Data items
-=-=-
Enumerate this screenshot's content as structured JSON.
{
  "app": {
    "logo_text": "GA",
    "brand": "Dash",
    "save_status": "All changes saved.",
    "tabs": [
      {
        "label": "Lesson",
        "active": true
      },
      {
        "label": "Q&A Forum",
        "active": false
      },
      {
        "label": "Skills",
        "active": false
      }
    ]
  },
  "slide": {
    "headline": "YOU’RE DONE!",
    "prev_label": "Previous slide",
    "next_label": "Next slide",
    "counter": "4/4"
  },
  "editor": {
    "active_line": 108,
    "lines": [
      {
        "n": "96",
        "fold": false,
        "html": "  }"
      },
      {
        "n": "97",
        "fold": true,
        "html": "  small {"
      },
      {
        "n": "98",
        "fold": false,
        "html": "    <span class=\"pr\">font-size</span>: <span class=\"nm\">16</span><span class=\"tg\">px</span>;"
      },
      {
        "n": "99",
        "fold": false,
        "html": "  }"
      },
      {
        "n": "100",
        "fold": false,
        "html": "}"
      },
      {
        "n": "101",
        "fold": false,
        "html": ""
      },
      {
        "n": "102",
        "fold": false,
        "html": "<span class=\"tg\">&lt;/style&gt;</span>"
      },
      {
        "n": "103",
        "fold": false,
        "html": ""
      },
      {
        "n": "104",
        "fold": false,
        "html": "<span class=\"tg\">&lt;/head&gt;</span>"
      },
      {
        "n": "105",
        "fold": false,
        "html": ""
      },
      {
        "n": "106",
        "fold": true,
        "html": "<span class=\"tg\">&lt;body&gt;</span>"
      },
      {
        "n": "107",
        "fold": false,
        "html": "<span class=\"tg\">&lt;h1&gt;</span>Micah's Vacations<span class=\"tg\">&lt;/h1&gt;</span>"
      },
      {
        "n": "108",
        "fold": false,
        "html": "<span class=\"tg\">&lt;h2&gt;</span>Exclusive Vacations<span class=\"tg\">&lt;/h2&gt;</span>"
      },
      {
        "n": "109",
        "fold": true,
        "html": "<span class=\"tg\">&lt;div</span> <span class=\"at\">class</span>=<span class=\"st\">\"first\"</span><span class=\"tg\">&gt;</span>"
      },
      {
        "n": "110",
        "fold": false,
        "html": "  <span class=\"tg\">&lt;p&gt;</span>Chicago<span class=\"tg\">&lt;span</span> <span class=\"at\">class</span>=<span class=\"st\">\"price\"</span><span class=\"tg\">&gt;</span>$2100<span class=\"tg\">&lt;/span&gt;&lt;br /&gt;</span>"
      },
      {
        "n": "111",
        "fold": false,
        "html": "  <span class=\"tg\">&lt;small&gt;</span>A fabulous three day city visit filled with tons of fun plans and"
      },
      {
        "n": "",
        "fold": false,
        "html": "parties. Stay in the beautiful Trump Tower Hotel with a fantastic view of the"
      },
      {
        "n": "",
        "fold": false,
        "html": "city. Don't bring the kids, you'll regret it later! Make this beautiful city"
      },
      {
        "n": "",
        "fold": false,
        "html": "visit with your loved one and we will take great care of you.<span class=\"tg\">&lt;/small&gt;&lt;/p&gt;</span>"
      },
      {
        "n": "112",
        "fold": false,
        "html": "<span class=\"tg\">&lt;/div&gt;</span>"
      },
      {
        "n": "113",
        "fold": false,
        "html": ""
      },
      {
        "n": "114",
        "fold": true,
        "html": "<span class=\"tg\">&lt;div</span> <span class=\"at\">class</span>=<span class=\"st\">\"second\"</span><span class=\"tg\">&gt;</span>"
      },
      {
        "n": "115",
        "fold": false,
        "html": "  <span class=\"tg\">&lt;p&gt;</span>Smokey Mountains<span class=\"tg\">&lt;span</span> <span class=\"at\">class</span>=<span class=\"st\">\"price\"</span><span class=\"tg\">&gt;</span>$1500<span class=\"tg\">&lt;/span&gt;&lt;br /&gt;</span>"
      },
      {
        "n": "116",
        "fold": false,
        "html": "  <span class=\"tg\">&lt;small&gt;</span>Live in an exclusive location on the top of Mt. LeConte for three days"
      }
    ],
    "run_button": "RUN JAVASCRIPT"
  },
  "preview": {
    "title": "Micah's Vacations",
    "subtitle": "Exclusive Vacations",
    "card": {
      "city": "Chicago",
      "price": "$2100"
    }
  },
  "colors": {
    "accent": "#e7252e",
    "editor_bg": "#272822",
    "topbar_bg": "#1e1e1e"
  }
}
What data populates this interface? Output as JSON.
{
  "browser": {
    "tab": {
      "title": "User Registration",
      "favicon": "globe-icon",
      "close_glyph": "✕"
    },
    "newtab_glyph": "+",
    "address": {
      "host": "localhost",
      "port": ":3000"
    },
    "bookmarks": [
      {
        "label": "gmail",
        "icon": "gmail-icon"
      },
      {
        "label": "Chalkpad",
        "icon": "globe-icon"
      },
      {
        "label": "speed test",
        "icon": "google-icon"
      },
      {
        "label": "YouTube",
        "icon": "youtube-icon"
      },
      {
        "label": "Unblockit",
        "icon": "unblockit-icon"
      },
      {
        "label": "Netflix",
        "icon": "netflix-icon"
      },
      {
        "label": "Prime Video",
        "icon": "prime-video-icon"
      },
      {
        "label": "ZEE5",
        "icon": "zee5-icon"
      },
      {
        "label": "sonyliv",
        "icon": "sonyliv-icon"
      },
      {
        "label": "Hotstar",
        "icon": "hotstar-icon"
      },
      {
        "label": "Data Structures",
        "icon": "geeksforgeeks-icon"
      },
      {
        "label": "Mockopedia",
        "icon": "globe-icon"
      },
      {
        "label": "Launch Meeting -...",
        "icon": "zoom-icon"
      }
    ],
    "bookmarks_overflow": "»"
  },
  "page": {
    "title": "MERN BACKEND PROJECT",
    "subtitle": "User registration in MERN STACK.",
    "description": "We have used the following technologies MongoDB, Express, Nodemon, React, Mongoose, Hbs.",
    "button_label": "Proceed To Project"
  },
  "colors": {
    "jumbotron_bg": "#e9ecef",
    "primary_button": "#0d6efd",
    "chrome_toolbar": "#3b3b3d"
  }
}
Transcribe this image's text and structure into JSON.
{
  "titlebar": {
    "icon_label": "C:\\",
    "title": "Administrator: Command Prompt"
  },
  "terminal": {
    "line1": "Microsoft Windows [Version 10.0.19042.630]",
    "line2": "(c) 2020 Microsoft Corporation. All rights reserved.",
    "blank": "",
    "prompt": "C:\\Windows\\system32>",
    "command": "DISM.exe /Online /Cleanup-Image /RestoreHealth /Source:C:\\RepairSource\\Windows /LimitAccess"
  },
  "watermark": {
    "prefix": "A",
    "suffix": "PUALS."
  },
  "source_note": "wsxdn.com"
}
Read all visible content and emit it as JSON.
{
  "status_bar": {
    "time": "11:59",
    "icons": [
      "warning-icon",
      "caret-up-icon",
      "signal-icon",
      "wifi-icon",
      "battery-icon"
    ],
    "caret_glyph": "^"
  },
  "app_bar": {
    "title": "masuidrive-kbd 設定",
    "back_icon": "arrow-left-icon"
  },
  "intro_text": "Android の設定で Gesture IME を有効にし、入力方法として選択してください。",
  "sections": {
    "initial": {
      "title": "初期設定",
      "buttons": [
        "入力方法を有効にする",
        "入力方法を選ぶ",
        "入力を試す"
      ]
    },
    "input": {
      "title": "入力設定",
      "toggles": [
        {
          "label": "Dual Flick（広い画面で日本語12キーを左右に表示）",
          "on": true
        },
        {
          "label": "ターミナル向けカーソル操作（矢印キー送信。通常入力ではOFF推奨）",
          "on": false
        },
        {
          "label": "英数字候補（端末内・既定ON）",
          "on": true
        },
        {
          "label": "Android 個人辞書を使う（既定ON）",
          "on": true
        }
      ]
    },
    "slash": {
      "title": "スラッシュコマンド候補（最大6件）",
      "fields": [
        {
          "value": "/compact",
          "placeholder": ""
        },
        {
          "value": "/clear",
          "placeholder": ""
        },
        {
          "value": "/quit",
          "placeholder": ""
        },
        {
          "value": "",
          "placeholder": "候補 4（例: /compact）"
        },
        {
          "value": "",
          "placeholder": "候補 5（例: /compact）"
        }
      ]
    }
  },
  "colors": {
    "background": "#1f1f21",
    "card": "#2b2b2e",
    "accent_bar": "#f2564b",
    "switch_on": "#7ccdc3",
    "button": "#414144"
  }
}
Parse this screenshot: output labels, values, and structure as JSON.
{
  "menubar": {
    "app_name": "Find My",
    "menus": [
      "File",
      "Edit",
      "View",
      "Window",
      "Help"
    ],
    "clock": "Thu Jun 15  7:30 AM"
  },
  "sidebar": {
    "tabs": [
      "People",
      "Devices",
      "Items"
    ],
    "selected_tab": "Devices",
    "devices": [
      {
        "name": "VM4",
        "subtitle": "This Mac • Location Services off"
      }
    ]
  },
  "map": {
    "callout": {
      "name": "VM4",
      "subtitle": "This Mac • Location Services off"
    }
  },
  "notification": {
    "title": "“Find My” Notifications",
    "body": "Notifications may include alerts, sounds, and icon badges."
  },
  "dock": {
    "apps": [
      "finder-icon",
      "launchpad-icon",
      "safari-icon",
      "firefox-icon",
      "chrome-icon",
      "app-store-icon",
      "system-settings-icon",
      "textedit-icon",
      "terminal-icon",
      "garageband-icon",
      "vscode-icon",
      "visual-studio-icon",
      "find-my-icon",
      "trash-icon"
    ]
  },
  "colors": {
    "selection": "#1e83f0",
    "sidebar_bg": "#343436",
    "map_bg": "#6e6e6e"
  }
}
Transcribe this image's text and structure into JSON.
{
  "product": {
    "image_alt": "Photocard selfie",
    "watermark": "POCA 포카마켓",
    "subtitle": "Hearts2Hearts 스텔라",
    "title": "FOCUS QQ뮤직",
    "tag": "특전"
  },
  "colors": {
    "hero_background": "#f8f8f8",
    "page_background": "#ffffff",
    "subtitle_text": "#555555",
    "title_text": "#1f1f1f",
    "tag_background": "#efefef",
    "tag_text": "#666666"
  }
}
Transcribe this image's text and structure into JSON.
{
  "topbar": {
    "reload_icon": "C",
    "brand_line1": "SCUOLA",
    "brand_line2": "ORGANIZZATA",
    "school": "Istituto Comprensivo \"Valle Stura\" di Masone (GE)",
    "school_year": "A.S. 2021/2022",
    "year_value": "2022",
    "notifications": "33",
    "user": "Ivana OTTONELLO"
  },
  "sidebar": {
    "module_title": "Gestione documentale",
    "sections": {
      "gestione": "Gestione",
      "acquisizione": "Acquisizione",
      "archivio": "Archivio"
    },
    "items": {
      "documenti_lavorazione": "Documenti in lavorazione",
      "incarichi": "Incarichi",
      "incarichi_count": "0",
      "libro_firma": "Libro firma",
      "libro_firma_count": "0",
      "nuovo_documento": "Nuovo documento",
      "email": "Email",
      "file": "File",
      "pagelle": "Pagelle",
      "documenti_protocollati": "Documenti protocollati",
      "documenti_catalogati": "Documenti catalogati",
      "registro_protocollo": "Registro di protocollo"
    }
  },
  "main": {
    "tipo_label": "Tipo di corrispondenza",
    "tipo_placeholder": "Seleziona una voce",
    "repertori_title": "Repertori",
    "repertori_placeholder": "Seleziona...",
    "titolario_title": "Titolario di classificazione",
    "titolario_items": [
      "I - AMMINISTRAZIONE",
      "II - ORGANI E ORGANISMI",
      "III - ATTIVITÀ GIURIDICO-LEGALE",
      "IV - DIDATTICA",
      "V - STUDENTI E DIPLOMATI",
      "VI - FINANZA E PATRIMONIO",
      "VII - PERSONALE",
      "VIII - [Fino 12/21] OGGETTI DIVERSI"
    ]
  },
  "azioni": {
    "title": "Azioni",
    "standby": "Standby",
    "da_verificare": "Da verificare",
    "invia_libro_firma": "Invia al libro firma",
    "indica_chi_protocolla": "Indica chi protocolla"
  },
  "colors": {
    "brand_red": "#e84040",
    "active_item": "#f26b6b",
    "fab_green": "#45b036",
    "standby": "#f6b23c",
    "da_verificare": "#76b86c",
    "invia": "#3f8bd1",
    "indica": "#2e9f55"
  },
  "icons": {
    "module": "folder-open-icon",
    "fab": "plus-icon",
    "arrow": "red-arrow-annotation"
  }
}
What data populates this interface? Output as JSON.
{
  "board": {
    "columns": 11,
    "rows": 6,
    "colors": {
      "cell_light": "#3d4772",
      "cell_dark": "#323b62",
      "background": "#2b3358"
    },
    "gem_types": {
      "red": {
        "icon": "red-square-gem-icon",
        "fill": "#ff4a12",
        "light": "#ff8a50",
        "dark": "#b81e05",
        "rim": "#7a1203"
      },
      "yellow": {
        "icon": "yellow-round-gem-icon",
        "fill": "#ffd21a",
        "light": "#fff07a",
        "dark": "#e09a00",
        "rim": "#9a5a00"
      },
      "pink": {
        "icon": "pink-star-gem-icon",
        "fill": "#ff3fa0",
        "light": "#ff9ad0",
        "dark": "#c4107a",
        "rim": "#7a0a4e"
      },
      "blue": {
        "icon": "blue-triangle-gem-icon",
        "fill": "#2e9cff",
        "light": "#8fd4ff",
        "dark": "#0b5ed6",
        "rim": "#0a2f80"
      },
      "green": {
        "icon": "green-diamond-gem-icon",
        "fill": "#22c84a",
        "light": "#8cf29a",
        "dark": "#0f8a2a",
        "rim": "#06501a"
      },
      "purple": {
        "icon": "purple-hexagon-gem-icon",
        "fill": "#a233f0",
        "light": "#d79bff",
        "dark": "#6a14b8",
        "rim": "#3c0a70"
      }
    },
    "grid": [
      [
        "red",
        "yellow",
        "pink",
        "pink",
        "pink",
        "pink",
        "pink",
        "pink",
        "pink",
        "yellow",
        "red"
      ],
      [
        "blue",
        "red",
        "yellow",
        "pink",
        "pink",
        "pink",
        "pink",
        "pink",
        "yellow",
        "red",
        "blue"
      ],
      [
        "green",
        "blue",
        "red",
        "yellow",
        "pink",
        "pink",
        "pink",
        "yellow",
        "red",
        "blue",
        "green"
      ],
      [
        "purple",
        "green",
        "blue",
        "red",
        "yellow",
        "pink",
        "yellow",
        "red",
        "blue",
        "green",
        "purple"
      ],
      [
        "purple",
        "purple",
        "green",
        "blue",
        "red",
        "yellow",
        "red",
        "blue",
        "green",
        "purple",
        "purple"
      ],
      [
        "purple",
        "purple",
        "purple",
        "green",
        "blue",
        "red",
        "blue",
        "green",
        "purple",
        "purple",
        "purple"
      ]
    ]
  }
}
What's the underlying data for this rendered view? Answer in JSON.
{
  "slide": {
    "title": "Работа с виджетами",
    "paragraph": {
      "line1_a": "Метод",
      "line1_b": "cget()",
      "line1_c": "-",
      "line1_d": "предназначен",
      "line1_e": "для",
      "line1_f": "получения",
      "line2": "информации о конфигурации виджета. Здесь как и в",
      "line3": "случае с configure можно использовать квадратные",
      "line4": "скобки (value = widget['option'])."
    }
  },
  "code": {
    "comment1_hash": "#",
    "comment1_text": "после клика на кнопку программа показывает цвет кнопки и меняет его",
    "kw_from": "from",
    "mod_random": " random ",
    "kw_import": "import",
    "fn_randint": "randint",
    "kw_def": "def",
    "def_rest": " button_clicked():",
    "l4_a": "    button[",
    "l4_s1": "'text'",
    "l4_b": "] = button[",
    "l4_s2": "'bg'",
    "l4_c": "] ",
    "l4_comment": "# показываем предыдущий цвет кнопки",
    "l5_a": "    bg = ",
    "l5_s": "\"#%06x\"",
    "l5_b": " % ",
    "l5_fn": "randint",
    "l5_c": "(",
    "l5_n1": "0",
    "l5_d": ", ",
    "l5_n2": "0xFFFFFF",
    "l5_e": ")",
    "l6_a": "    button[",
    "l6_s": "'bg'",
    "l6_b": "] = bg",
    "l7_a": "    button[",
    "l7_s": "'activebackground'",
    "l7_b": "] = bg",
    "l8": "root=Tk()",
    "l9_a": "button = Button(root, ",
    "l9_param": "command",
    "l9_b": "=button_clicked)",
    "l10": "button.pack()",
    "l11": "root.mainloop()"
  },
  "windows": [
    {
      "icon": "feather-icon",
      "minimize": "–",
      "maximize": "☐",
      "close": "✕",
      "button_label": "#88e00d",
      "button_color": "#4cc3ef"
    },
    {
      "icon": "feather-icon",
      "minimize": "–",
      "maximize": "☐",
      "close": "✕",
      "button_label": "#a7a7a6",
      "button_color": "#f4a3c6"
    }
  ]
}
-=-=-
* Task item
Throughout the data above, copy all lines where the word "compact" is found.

* Solution to this task
          "value": "/compact",
          "placeholder": "候補 4（例: /compact）"
          "placeholder": "候補 5（例: /compact）"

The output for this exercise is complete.